Items listed in a dataset:
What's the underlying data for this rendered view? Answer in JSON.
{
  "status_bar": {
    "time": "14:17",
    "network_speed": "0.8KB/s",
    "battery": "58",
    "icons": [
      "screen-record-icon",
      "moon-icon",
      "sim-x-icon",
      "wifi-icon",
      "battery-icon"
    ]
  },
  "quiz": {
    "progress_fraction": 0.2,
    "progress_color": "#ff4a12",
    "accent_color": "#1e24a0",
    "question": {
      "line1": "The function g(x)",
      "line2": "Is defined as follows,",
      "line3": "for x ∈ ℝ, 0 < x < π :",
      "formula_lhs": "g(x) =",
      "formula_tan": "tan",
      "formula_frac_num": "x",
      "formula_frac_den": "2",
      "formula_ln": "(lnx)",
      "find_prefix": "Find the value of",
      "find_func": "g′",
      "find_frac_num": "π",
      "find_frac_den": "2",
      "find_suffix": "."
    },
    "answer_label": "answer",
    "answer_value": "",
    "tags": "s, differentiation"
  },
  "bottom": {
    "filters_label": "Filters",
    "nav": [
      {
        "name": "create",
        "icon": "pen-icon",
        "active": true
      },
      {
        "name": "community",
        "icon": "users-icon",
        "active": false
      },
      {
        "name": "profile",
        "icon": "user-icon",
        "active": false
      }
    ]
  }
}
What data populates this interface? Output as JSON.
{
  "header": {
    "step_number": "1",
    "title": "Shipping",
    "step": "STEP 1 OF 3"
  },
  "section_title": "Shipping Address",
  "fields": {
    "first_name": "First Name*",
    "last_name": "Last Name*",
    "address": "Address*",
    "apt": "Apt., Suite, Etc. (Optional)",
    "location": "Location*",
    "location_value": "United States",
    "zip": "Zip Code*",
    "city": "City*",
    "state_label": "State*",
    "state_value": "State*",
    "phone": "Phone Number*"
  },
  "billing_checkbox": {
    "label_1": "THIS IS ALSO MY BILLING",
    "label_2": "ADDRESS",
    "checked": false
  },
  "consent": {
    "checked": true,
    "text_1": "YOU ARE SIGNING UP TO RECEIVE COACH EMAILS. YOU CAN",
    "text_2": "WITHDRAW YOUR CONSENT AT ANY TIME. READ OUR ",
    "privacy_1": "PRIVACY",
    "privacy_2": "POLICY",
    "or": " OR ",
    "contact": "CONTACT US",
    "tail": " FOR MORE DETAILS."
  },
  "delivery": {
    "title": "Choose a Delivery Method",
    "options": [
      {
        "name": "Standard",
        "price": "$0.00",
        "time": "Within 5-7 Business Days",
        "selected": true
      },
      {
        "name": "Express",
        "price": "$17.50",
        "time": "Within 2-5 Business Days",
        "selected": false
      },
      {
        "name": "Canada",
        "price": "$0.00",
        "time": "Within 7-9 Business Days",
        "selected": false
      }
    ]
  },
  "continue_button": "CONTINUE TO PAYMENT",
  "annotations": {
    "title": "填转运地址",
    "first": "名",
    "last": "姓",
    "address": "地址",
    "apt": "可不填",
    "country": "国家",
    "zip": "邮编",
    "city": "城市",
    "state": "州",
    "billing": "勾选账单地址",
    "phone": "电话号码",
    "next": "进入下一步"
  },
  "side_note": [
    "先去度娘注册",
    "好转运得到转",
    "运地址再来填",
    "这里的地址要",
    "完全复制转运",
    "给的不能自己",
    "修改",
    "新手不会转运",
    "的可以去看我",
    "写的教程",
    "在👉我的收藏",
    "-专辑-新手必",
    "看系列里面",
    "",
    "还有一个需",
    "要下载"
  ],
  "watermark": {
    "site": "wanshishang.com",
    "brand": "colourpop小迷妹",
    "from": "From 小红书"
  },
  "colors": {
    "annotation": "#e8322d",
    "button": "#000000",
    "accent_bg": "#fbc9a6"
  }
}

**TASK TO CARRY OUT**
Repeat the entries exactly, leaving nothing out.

**RESULT OF THIS EXERCISE**
What's the underlying data for this rendered view? Answer in JSON.
{
  "status_bar": {
    "time": "14:17",
    "network_speed": "0.8KB/s",
    "battery": "58",
    "icons": [
      "screen-record-icon",
      "moon-icon",
      "sim-x-icon",
      "wifi-icon",
      "battery-icon"
    ]
  },
  "quiz": {
    "progress_fraction": 0.2,
    "progress_color": "#ff4a12",
    "accent_color": "#1e24a0",
    "question": {
      "line1": "The function g(x)",
      "line2": "Is defined as follows,",
      "line3": "for x ∈ ℝ, 0 < x < π :",
      "formula_lhs": "g(x) =",
      "formula_tan": "tan",
      "formula_frac_num": "x",
      "formula_frac_den": "2",
      "formula_ln": "(lnx)",
      "find_prefix": "Find the value of",
      "find_func": "g′",
      "find_frac_num": "π",
      "find_frac_den": "2",
      "find_suffix": "."
    },
    "answer_label": "answer",
    "answer_value": "",
    "tags": "s, differentiation"
  },
  "bottom": {
    "filters_label": "Filters",
    "nav": [
      {
        "name": "create",
        "icon": "pen-icon",
        "active": true
      },
      {
        "name": "community",
        "icon": "users-icon",
        "active": false
      },
      {
        "name": "profile",
        "icon": "user-icon",
        "active": false
      }
    ]
  }
}
What data populates this interface? Output as JSON.
{
  "header": {
    "step_number": "1",
    "title": "Shipping",
    "step": "STEP 1 OF 3"
  },
  "section_title": "Shipping Address",
  "fields": {
    "first_name": "First Name*",
    "last_name": "Last Name*",
    "address": "Address*",
    "apt": "Apt., Suite, Etc. (Optional)",
    "location": "Location*",
    "location_value": "United States",
    "zip": "Zip Code*",
    "city": "City*",
    "state_label": "State*",
    "state_value": "State*",
    "phone": "Phone Number*"
  },
  "billing_checkbox": {
    "label_1": "THIS IS ALSO MY BILLING",
    "label_2": "ADDRESS",
    "checked": false
  },
  "consent": {
    "checked": true,
    "text_1": "YOU ARE SIGNING UP TO RECEIVE COACH EMAILS. YOU CAN",
    "text_2": "WITHDRAW YOUR CONSENT AT ANY TIME. READ OUR ",
    "privacy_1": "PRIVACY",
    "privacy_2": "POLICY",
    "or": " OR ",
    "contact": "CONTACT US",
    "tail": " FOR MORE DETAILS."
  },
  "delivery": {
    "title": "Choose a Delivery Method",
    "options": [
      {
        "name": "Standard",
        "price": "$0.00",
        "time": "Within 5-7 Business Days",
        "selected": true
      },
      {
        "name": "Express",
        "price": "$17.50",
        "time": "Within 2-5 Business Days",
        "selected": false
      },
      {
        "name": "Canada",
        "price": "$0.00",
        "time": "Within 7-9 Business Days",
        "selected": false
      }
    ]
  },
  "continue_button": "CONTINUE TO PAYMENT",
  "annotations": {
    "title": "填转运地址",
    "first": "名",
    "last": "姓",
    "address": "地址",
    "apt": "可不填",
    "country": "国家",
    "zip": "邮编",
    "city": "城市",
    "state": "州",
    "billing": "勾选账单地址",
    "phone": "电话号码",
    "next": "进入下一步"
  },
  "side_note": [
    "先去度娘注册",
    "好转运得到转",
    "运地址再来填",
    "这里的地址要",
    "完全复制转运",
    "给的不能自己",
    "修改",
    "新手不会转运",
    "的可以去看我",
    "写的教程",
    "在👉我的收藏",
    "-专辑-新手必",
    "看系列里面",
    "",
    "还有一个需",
    "要下载"
  ],
  "watermark": {
    "site": "wanshishang.com",
    "brand": "colourpop小迷妹",
    "from": "From 小红书"
  },
  "colors": {
    "annotation": "#e8322d",
    "button": "#000000",
    "accent_bg": "#fbc9a6"
  }
}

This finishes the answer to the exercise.